CAPTCHAs are a form of "madness" that costs humanity 500 years per day and need to be confined to the internet's trash bin, says online security company Cloudflare.
They're a familiar sight on the internet - you've searched your memory for the username and password of the website you're trying to access, hit the login button - only to be met by an annoying picture puzzle.
Can you select all the squares with pedestrian crossings in them? Are there any trees in the photographs?
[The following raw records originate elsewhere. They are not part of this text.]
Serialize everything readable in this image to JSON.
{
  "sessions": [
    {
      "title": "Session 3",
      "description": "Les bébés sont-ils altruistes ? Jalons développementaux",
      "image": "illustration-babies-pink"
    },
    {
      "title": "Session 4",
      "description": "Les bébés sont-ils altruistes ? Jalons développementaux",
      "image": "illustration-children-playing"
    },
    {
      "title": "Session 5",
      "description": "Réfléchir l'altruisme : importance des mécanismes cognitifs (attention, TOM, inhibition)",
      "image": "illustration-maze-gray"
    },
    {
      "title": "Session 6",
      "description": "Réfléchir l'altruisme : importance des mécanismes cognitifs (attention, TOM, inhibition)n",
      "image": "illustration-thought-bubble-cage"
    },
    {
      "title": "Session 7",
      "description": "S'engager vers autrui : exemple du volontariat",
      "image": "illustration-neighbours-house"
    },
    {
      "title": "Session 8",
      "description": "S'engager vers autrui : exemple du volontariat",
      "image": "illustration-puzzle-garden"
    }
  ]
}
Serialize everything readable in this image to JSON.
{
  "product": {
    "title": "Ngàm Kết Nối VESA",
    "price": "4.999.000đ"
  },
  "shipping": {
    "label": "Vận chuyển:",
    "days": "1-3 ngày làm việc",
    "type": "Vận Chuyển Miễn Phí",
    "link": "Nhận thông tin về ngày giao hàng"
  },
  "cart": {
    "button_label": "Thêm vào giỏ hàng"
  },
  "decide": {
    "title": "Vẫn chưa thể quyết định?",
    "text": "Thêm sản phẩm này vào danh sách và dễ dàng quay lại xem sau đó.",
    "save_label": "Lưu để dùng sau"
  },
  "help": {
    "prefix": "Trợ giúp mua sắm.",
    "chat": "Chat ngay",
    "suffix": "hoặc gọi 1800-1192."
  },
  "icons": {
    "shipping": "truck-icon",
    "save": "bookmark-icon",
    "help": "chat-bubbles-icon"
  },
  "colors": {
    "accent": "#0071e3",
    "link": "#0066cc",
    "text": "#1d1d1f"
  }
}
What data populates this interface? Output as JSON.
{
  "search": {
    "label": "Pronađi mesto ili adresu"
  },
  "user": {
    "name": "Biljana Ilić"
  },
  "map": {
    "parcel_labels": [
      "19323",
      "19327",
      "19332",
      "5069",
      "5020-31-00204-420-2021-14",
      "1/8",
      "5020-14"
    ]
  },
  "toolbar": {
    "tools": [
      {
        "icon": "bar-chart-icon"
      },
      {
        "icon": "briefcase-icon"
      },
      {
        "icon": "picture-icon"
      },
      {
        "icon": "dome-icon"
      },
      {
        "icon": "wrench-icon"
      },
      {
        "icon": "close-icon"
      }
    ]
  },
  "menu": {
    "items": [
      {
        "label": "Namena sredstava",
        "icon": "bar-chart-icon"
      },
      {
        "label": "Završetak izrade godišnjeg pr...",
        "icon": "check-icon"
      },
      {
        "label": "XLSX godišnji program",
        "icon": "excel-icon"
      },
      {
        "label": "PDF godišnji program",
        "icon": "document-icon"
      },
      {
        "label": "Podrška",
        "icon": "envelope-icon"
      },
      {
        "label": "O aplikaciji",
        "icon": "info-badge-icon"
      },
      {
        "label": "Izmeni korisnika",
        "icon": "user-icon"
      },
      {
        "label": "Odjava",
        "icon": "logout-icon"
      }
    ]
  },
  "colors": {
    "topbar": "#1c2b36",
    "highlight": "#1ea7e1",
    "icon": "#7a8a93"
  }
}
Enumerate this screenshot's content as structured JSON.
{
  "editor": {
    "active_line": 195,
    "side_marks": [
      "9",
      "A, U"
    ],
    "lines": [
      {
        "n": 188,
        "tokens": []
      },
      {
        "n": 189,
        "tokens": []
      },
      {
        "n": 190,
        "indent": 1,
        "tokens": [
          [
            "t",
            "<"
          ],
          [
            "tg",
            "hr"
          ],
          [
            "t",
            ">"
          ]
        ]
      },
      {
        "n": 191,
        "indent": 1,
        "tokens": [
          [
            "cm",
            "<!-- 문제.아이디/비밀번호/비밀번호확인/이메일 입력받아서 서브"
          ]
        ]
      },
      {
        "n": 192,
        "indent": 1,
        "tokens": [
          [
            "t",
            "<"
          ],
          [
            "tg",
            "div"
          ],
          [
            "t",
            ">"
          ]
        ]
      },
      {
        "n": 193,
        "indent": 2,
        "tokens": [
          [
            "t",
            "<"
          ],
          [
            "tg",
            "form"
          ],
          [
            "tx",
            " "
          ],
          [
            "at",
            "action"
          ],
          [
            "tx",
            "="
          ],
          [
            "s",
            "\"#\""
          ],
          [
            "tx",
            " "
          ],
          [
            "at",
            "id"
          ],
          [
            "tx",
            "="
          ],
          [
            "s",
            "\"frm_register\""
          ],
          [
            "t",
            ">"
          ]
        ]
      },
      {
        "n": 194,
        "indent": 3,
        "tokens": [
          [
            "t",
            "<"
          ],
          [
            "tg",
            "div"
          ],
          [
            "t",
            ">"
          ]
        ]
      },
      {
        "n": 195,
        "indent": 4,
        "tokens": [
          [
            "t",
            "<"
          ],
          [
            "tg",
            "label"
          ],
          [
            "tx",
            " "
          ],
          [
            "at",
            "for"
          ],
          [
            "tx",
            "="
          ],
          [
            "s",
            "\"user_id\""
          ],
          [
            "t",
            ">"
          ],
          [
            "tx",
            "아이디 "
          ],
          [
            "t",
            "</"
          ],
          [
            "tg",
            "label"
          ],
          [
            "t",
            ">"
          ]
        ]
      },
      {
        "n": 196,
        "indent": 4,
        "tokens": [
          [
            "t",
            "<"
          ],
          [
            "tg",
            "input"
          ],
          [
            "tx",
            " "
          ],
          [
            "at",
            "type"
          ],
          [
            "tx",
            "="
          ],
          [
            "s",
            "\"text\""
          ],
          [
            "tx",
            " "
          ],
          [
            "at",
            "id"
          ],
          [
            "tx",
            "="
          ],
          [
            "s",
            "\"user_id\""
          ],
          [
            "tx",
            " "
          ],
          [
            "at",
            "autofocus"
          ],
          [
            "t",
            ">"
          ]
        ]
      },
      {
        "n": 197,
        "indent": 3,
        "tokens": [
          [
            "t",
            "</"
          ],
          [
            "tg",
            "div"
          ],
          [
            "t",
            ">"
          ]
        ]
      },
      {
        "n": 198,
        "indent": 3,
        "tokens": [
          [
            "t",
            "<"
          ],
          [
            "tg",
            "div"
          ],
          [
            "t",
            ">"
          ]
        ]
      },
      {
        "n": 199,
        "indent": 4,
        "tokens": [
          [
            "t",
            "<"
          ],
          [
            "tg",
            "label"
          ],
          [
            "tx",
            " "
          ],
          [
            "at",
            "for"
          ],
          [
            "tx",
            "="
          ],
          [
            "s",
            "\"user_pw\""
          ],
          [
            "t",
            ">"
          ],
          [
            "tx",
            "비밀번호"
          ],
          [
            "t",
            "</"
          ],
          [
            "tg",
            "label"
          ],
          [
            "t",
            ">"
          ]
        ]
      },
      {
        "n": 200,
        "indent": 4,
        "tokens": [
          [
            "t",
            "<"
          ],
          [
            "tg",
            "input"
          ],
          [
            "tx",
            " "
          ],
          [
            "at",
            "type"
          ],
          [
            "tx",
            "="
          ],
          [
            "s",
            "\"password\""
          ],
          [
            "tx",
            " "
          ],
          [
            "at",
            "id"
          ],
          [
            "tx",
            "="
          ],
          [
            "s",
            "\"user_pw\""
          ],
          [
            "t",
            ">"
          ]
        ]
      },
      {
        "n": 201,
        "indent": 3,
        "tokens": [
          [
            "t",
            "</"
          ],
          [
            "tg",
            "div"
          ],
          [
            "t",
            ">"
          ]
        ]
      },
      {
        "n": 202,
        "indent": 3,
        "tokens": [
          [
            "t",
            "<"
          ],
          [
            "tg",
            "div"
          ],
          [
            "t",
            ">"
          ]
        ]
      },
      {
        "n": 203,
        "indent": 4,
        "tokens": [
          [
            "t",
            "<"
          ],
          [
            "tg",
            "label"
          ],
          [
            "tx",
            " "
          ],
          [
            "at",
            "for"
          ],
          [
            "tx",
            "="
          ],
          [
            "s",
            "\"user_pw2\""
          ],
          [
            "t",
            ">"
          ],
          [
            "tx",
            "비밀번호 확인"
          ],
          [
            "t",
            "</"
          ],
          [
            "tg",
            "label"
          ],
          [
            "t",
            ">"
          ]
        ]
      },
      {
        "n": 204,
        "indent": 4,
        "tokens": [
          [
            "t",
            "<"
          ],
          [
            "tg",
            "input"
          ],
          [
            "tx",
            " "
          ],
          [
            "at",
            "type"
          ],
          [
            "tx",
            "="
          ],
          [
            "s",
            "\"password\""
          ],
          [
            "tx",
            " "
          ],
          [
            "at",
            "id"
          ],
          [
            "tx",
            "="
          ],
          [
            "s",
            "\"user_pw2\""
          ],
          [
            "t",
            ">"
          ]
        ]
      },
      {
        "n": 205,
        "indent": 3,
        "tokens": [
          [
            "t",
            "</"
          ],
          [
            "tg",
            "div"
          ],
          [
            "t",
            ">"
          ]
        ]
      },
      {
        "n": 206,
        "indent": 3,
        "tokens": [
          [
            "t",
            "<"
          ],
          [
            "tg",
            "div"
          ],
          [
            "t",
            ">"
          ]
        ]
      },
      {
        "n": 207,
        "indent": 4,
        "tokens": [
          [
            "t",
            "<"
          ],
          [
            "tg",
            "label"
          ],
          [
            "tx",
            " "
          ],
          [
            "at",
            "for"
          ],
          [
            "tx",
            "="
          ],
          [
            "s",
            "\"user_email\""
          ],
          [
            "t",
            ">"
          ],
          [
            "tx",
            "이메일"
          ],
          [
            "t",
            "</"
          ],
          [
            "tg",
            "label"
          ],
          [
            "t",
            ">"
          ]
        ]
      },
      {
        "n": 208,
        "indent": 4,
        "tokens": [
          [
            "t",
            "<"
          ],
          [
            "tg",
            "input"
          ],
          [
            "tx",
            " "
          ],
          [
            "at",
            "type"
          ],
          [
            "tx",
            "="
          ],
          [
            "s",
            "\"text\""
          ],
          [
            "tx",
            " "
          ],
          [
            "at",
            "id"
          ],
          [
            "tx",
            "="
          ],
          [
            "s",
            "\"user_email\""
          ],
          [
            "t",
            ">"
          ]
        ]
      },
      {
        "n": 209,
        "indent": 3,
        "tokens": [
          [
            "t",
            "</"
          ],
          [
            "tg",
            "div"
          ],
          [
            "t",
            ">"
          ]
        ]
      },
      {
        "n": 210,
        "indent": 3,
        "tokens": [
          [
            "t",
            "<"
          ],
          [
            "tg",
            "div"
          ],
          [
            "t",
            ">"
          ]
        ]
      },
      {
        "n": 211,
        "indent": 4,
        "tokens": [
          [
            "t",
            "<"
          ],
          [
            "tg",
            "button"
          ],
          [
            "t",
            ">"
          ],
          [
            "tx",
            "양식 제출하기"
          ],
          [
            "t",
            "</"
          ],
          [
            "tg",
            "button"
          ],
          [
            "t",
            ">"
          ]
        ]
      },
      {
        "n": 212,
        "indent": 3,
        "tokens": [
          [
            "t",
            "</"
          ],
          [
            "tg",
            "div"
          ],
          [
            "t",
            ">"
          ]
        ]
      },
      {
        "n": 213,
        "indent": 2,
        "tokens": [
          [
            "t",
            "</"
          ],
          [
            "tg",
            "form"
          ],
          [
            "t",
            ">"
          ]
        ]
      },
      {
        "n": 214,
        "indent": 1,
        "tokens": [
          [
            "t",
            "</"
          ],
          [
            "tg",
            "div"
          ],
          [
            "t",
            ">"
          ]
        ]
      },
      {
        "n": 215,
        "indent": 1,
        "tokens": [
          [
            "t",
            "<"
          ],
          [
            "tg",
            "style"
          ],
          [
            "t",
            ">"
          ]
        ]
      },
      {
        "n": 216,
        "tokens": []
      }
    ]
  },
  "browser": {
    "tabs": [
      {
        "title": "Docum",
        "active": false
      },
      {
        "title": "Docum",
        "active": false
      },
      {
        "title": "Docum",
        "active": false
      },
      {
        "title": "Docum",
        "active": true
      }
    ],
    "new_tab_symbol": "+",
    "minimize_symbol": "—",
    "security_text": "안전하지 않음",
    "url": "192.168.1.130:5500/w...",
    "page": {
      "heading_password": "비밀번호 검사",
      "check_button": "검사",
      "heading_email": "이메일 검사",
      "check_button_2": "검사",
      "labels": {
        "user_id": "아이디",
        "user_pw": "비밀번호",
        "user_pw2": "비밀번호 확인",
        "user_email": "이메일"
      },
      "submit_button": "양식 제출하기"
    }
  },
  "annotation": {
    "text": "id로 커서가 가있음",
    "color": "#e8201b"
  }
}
Or fire hydrants?
CAPTCHAs are automated tests designed to identify whether you are human or bot and strengthen the security of websites - but that comes at a cost, says Cloudflare.
The first CAPTCHA was developed in 1997 before the name came later, in 2003, as an acronym for 'Completely Automated Public Turing test to tell Computers and Humans Apart'.
In a blog posted on the Cloudflare's website research engineer Thibault Meunier did a quick calculation based on its data suggesting an average user takes 32 seconds to complete a CAPTCHA.
With 4.6 billion global internet users and an assumption the average user sees one CAPTCHA per 10 days, that equates to around 500 years wasted every day trying to prove we're not bots.
But loss of productivity is not the only issue with the pop-up puzzles.
There are cultural and accessibility issues - does everyone know what a fire hydrant is? What about internet users who are sight challenged? Then there is the data and battery usage for those reliant on mobile data. That all adds up to make it a less-than-ideal means of humanity identification.
So Cloudflare is running an experiment to "end the madness", it says.
"The idea is rather simple: a real human should be able to touch or look at their device to prove they are human, without revealing their identity," Meunier wrote.
"We want you to be able to prove that you are human without revealing which human you are! You may ask if this is even possible? And the answer is: Yes."
That system will involve a hardware security key that can be plugged into a computer or connected to a mobile phone which is then verified - taking around five seconds to complete.
The test is currently limited to certain types of hardware security keys and in English-speaking regions - but should it be successful, it could mean no more unnecessary clicking.
It's all about building a better internet, says Cloudflare, adding: "We're excited to bring about the demise of the fire hydrant on the Internet. It's no longer needed."